I don’t wish to turn our blog into a Kelvin MacKenzie fun-athon, but his decision to instruct his lawyers to demand an apology from South Yorkshire Police – with the implicit threat of further legal action – for the ‘vilification’ he has endured since Hillsborough simply beggars belief.
MacKenzie, lest we forget, has long claimed that his news sense is second-to-none. In his most recent statement, he has claimed
Tomorrow, the DCMS will publish its recommendations on best practice for how (and if) public libraries should lend e-books. It’s not straightforward, as this item on C4’s news tonight demonstrates. There are four parties involved – users, publishers, authors and libraries themselves – each of which demand satisfaction.
Libraries have always challenged the publishing business model; but e-lending, with the implicit suggestion that the reader can borrow a book at any time from anywhere, throws the doors wide open. A drop in
There might finally be a chink of light for beleaguered RIM. Marmalade, the maker of software development kits, announced earlier today that it will offer licenses to mobile app developers looking to bring apps to Blackberry devices.
It can’t come too soon for RIM – that’s the view I and my media headhunter colleagues hold – which has seen both its revenues and share price take a hammering as consumers and enterprise customers switch to iPhone and Android devices in their droves. A three-day outage at the tail end of last year didn’t help, and nor has a string of uninspiring
Amusing though it was to watch, Channel 4’s doorstepping of former Sun editor Kelvin MacKenzie added little to the debate about the mistakes made at Hillsborough and the way it was reported.
If you need the key to Kelvin Mackenzie’s attitude to news, the best document I know of is his speech to the Leveson inquiry in October 2011. It is entertaining, combative stuff, full of the usual bluster – I would recommend reading the whole thing, media recruitment tips it does not offer, quite the opposite really. It contains this passage about a story he ran in 1987 – two years before Hillsborough:
“Question seven basically wanted to know if an editor knew the sources of many of the stories. To be frank, I didn’t bother during
At this time every year, The Guardian publishes its Media 100 – a list of the most powerful people in the UK sector. At this time every year, our media executive search team spends 20 minutes in the office dissecting it, and some time texting those people we know with jokey messages about their brilliance or under-representation. And at this time every year, I write nothing about it.
There’s no point getting hot under the collar about the often seemingly arbitrary names that start to come in after place 20 on the list. The fact that there are 47 new entries on this year’s list illustrates the point: the media market is moving fast, of course; but not
I am writing this at 9.15pm on a Monday night simply to avoid the agony of watching Andy Murray in the US Open final on Sky. Not because I dislike Murray: I am one of his most ardent supporters. But I can’t bear the tension. Let me know how it goes.
Instead, I am listening to Test Match Special while England play South Africa in the second T20 international.
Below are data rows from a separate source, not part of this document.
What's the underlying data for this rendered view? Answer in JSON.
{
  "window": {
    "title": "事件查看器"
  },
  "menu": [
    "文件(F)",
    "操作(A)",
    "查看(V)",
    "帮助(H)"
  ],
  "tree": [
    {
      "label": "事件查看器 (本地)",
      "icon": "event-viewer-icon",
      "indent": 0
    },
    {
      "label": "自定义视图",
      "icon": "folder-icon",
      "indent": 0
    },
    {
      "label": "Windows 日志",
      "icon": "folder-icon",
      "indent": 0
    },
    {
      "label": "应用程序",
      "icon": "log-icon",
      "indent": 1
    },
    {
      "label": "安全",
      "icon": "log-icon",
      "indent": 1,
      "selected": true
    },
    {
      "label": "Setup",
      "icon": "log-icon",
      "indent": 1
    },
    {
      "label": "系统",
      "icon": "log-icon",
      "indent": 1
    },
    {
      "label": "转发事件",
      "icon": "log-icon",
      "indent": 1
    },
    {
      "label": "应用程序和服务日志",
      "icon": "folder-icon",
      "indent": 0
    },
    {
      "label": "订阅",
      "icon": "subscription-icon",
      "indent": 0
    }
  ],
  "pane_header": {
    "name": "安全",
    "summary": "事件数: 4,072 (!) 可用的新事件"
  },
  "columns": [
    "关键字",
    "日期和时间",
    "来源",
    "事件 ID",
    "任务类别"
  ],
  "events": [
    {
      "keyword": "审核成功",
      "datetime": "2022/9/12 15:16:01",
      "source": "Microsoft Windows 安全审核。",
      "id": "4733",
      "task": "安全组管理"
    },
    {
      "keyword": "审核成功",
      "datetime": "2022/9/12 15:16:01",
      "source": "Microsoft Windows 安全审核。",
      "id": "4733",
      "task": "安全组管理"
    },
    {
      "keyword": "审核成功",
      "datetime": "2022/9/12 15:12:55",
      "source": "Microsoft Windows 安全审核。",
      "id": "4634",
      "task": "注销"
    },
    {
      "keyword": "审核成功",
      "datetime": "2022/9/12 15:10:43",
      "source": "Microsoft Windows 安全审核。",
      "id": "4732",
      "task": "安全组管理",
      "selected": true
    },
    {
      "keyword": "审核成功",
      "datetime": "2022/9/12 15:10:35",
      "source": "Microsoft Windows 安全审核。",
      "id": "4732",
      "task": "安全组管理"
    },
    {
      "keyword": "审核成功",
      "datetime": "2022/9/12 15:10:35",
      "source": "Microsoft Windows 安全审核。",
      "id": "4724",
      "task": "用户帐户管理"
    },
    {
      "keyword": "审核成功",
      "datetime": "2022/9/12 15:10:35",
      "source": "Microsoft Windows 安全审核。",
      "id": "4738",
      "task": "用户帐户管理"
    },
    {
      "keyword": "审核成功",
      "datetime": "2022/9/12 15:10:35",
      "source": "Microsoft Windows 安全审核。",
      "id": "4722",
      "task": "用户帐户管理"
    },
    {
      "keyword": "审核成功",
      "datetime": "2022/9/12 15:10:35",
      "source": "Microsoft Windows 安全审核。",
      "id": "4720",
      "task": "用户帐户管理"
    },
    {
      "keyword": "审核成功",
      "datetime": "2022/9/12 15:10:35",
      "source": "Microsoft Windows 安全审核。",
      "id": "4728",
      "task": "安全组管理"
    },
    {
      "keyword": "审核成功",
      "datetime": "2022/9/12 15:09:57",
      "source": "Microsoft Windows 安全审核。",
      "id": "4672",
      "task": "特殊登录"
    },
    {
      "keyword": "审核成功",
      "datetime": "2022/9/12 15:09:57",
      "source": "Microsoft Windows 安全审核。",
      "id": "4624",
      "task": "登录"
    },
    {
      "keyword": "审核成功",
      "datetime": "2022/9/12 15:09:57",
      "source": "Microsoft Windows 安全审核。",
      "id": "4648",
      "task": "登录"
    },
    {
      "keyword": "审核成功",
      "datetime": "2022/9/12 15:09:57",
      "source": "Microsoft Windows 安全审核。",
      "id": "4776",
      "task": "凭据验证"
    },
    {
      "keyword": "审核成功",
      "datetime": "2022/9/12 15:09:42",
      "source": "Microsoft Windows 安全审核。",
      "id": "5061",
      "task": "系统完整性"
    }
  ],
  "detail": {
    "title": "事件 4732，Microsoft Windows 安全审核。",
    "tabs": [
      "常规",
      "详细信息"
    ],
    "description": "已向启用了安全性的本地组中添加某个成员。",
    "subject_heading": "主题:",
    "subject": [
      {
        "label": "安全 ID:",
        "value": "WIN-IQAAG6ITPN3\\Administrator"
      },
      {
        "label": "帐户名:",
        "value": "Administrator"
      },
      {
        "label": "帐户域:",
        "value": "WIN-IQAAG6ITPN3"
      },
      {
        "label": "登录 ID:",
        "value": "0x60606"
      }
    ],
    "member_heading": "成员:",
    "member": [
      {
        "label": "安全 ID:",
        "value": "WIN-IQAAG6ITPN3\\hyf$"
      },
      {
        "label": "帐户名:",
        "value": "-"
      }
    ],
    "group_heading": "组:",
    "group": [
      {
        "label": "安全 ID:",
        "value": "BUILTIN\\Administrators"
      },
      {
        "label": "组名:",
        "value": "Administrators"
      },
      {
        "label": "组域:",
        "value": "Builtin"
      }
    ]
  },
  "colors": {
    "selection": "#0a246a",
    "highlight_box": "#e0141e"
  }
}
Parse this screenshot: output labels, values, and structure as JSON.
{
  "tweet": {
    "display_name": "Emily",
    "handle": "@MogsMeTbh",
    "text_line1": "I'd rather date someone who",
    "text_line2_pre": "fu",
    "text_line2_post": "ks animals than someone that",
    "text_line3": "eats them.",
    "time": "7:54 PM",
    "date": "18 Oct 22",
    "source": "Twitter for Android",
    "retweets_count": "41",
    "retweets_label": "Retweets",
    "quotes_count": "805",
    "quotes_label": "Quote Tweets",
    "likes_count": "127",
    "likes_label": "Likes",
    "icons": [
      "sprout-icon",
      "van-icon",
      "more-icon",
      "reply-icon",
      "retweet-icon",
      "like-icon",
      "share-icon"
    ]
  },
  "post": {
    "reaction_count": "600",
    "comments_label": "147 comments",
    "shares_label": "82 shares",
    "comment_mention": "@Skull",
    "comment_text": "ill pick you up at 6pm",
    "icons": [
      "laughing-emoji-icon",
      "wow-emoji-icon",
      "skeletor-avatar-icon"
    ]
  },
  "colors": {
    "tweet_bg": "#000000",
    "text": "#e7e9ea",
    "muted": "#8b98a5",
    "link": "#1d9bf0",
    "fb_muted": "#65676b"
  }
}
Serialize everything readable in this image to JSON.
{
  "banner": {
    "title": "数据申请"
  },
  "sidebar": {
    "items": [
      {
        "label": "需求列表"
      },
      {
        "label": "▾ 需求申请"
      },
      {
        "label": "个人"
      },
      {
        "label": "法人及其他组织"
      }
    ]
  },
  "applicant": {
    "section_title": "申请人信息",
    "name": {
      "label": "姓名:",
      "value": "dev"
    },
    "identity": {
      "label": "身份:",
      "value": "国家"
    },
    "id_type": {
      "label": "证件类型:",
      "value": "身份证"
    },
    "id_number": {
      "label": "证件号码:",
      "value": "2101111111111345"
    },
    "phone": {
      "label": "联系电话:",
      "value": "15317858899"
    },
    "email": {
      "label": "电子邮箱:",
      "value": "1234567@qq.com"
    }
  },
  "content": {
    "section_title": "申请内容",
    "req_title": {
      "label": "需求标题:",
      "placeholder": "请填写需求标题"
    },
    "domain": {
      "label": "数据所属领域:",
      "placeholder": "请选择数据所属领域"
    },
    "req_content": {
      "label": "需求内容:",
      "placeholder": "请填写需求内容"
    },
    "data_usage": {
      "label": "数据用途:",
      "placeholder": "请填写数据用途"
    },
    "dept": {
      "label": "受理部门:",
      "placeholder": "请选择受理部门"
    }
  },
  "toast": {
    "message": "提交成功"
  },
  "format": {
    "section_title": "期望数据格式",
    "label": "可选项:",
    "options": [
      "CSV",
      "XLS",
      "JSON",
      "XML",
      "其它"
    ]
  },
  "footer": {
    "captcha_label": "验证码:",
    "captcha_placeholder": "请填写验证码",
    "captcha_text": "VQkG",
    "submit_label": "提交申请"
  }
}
It’s been cut to nine overs apiece, so I haven’t got long. This after watching coverage of the Olympic parade through the centre of London on BBC1; and following on from Channel 4’s coverage of the Paralympics, which finished yesterday.
A glut of sports, then. But one thing strikes me – the excellence